---- Data provided

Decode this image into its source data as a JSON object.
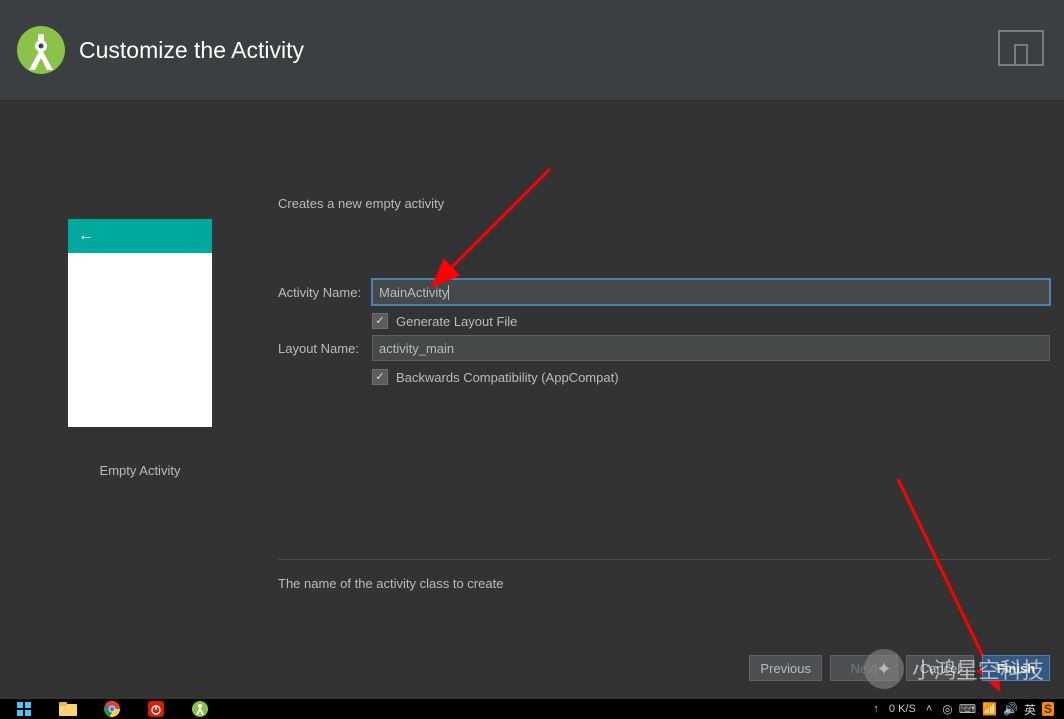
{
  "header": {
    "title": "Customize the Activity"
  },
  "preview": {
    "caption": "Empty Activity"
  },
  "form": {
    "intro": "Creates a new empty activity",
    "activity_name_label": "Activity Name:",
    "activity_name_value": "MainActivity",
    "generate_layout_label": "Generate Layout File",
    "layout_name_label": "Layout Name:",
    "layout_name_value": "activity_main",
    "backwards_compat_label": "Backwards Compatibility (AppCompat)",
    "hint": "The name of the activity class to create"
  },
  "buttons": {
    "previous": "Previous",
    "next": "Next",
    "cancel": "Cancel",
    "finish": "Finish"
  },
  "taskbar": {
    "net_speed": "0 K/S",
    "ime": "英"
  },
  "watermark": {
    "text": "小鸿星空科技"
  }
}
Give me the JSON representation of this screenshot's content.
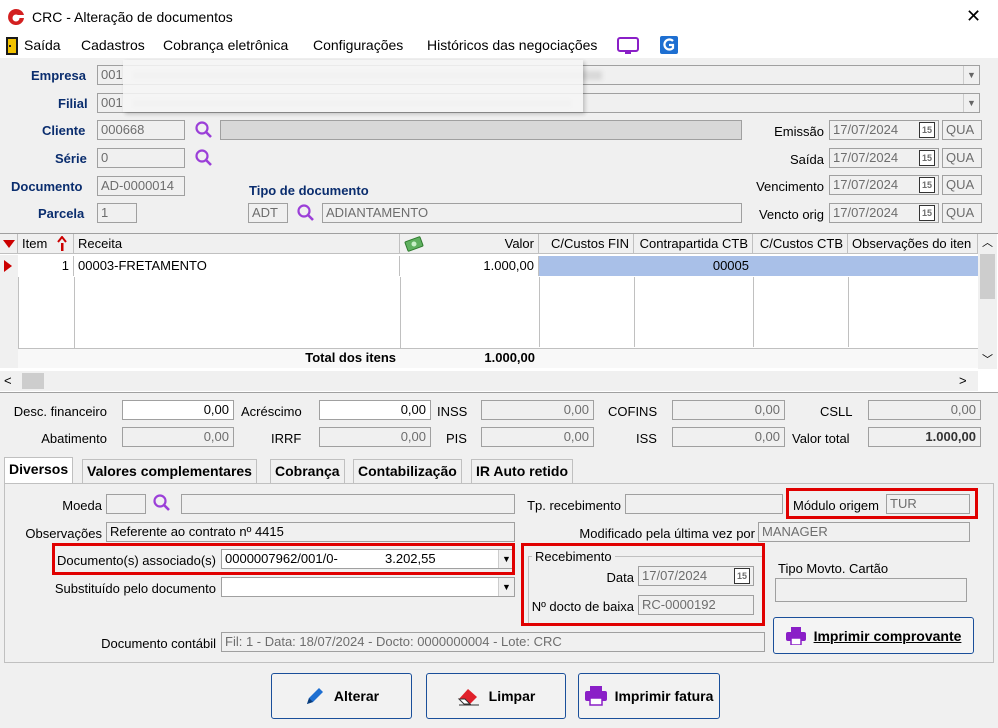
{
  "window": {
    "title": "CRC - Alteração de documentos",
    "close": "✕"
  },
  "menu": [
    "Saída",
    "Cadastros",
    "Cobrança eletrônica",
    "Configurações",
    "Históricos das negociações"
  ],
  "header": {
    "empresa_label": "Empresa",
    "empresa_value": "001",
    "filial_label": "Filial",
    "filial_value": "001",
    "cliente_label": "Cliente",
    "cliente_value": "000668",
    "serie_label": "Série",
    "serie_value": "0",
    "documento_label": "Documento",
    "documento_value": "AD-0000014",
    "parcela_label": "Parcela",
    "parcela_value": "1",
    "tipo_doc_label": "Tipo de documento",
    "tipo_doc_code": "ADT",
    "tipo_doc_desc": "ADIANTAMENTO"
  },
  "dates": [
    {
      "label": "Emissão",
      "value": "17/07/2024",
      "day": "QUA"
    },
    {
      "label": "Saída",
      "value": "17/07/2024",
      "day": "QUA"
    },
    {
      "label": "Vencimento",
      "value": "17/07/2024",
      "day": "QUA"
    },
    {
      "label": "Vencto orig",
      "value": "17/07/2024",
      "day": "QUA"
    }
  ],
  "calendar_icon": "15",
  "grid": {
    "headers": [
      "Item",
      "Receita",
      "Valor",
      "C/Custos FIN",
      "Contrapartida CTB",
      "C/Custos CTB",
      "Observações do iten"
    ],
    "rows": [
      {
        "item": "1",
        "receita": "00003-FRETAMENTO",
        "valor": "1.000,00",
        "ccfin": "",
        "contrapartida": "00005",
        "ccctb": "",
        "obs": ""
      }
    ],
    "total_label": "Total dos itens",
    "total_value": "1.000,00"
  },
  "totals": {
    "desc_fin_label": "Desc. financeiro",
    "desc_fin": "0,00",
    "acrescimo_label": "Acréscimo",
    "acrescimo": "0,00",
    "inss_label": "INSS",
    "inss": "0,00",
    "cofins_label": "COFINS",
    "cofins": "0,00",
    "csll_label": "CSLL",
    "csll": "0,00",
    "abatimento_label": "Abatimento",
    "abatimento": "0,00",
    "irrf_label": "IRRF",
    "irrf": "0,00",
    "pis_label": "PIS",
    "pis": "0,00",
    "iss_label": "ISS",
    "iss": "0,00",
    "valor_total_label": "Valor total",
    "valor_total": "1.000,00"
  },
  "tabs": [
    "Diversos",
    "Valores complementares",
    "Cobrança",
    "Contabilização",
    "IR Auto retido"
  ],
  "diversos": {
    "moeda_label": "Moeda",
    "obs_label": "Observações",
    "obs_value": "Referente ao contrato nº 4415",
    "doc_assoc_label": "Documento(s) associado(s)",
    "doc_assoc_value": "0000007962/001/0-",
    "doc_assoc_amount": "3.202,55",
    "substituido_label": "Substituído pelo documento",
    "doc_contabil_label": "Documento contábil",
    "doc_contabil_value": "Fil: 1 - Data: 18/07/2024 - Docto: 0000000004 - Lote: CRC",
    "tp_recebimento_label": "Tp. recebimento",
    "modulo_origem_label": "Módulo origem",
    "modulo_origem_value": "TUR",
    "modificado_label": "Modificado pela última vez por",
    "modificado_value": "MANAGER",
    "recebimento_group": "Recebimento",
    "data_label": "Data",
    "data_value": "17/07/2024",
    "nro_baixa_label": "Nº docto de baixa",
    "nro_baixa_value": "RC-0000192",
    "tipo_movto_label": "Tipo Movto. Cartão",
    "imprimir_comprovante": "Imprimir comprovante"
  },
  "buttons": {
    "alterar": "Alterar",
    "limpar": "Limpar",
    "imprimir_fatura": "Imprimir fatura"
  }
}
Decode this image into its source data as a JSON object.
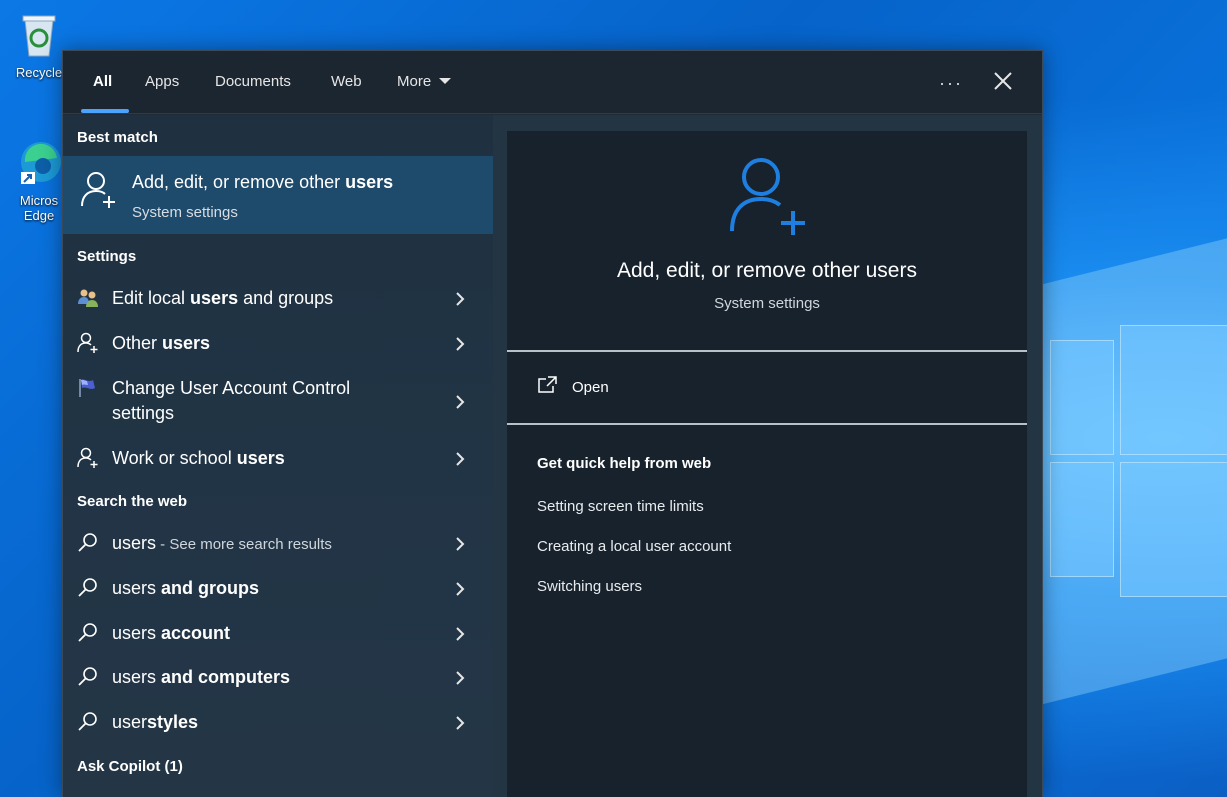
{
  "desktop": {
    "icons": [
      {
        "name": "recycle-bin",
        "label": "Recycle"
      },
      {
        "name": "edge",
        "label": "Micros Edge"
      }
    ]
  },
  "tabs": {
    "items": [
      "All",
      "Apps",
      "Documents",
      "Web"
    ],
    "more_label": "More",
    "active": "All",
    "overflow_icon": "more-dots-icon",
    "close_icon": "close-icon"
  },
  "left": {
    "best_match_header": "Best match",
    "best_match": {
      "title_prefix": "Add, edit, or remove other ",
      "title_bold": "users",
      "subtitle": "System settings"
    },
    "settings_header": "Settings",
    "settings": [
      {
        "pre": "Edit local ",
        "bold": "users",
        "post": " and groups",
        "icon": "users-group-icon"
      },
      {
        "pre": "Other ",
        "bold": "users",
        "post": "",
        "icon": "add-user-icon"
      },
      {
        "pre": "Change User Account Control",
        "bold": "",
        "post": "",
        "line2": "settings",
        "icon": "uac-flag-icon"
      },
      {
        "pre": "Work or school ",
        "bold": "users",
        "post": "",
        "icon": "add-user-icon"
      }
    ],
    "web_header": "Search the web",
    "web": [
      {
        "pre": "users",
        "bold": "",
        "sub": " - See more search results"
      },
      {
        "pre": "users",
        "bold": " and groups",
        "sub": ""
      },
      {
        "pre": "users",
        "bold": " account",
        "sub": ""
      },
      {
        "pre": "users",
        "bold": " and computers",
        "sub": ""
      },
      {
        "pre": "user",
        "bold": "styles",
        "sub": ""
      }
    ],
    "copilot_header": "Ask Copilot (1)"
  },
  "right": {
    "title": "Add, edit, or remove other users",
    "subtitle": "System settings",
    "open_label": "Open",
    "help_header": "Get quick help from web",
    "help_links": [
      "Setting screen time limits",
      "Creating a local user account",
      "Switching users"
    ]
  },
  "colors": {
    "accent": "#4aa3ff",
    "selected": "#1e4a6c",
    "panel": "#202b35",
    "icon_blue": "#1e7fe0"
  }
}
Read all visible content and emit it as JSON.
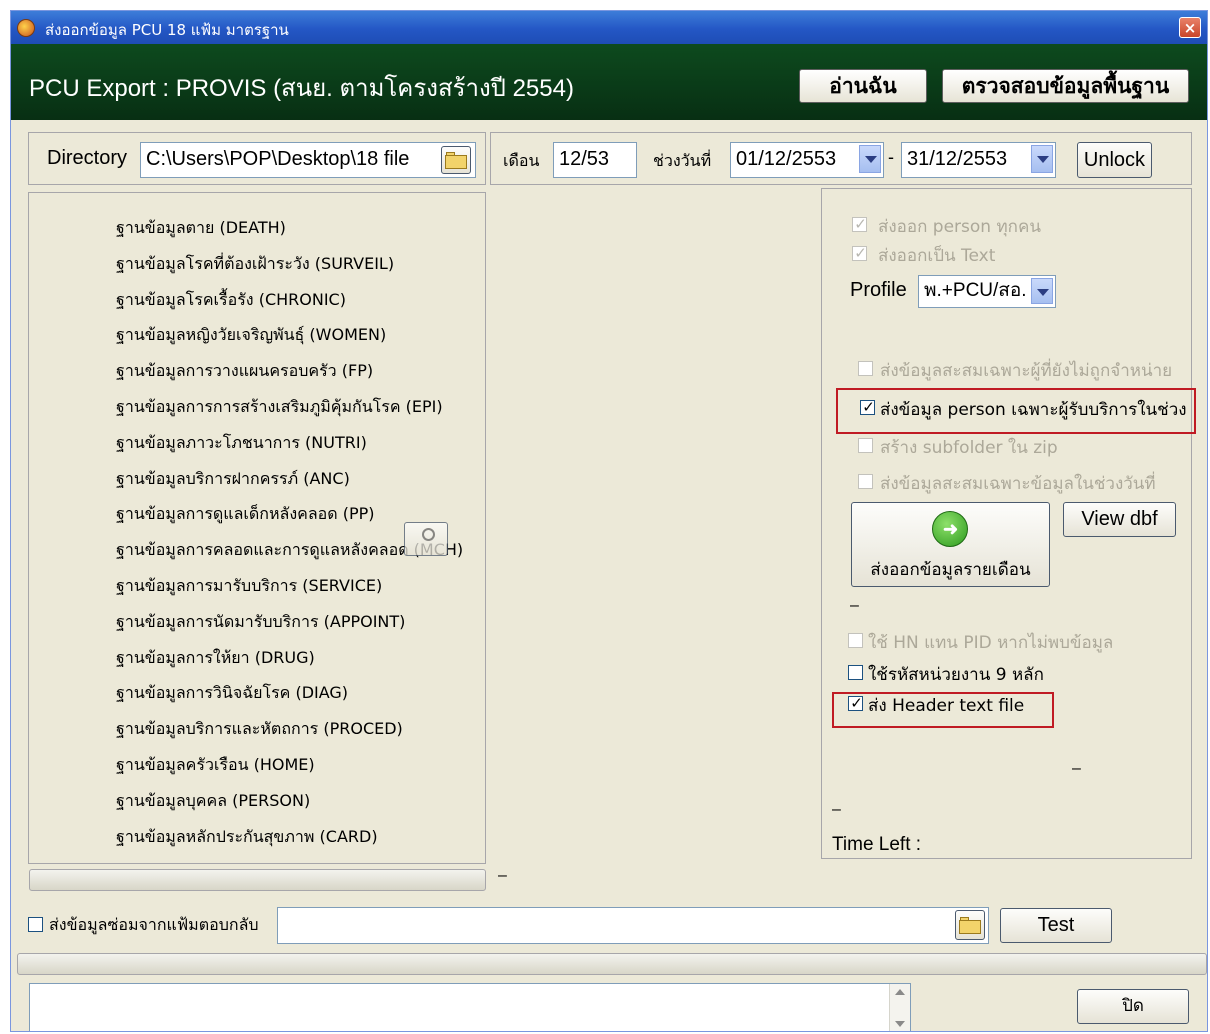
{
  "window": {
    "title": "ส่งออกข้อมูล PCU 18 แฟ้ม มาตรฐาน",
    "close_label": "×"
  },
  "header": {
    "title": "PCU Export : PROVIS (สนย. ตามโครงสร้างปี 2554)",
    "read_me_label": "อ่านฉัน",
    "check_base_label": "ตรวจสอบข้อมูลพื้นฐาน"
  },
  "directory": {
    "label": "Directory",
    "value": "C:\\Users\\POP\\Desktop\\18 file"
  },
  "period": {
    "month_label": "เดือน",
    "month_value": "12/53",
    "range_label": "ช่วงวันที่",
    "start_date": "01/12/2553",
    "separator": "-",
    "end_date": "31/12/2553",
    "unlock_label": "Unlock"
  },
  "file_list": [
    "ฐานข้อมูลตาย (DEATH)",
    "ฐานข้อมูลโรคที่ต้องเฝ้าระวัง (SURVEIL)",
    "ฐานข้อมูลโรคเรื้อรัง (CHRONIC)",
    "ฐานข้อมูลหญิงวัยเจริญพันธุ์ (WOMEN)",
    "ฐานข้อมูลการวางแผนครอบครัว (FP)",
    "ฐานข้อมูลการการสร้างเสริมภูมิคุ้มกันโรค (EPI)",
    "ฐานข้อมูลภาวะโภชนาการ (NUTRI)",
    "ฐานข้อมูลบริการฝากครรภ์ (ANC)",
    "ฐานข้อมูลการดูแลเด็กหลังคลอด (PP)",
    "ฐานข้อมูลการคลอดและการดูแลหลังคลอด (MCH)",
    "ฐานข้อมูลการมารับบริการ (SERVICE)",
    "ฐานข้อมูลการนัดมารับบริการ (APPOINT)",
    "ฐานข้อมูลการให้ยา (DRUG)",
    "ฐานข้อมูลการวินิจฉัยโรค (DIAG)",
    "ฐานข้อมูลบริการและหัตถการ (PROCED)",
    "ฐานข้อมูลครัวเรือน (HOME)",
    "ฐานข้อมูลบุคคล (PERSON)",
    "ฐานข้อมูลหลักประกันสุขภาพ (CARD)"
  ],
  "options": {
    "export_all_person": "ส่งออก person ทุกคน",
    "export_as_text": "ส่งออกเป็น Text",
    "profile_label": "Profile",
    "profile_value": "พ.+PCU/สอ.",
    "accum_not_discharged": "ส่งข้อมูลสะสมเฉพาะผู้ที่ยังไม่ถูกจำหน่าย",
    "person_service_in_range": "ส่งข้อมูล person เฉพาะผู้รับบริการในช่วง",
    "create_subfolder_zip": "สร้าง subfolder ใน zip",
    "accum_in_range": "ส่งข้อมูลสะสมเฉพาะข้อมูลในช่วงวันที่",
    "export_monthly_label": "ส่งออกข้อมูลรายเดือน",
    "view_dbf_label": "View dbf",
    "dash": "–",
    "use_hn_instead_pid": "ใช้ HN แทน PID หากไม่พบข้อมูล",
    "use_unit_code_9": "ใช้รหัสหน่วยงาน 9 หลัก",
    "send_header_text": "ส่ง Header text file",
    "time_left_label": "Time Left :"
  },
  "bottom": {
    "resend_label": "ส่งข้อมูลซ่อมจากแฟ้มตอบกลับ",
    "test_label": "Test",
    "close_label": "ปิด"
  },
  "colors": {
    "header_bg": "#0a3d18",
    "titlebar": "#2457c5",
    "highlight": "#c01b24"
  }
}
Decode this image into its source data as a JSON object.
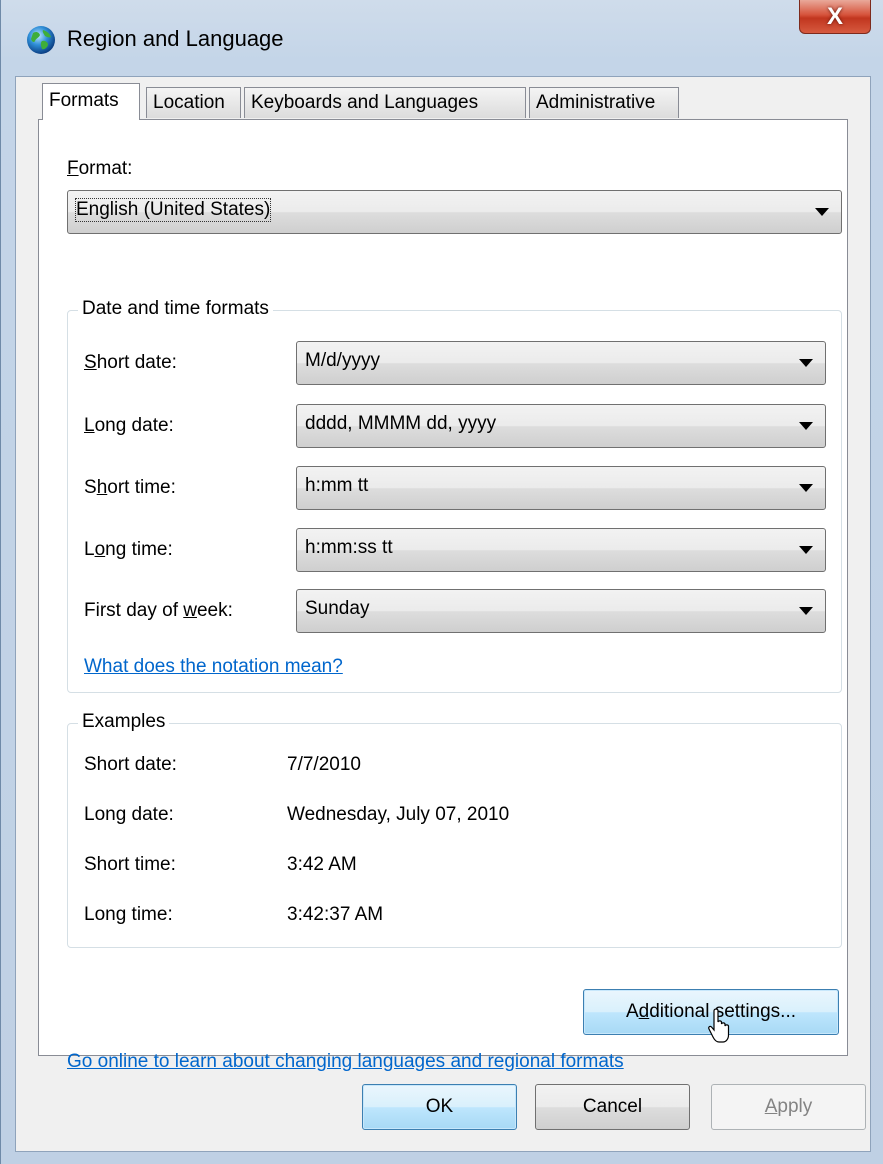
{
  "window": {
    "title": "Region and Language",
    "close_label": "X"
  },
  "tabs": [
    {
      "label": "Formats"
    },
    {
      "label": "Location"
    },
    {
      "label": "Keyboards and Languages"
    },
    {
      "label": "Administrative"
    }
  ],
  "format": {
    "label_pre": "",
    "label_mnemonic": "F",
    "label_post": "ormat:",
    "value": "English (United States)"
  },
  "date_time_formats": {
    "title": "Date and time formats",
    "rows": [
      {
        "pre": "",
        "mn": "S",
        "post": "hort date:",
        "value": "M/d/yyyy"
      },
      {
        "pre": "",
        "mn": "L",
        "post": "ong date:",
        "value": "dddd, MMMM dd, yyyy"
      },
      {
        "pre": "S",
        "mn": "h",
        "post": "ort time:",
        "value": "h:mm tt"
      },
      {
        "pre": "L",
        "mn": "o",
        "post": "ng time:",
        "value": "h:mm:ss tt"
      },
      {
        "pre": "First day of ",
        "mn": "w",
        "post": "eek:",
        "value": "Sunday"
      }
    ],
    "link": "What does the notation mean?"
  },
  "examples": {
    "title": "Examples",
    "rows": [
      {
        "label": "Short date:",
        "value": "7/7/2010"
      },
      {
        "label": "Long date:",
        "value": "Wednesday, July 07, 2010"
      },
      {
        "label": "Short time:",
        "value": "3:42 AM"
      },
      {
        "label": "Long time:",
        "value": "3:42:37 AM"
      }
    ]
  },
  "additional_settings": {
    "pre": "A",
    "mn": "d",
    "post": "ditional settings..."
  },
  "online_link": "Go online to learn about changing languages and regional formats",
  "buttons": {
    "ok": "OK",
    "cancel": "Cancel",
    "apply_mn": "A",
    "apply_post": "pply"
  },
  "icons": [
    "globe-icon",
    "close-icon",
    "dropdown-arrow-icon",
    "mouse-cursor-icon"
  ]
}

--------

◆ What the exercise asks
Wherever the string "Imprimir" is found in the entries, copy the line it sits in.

◆ Written reply
    "imprimir_comprovante": "Imprimir comprovante"
    "imprimir_fatura": "Imprimir fatura"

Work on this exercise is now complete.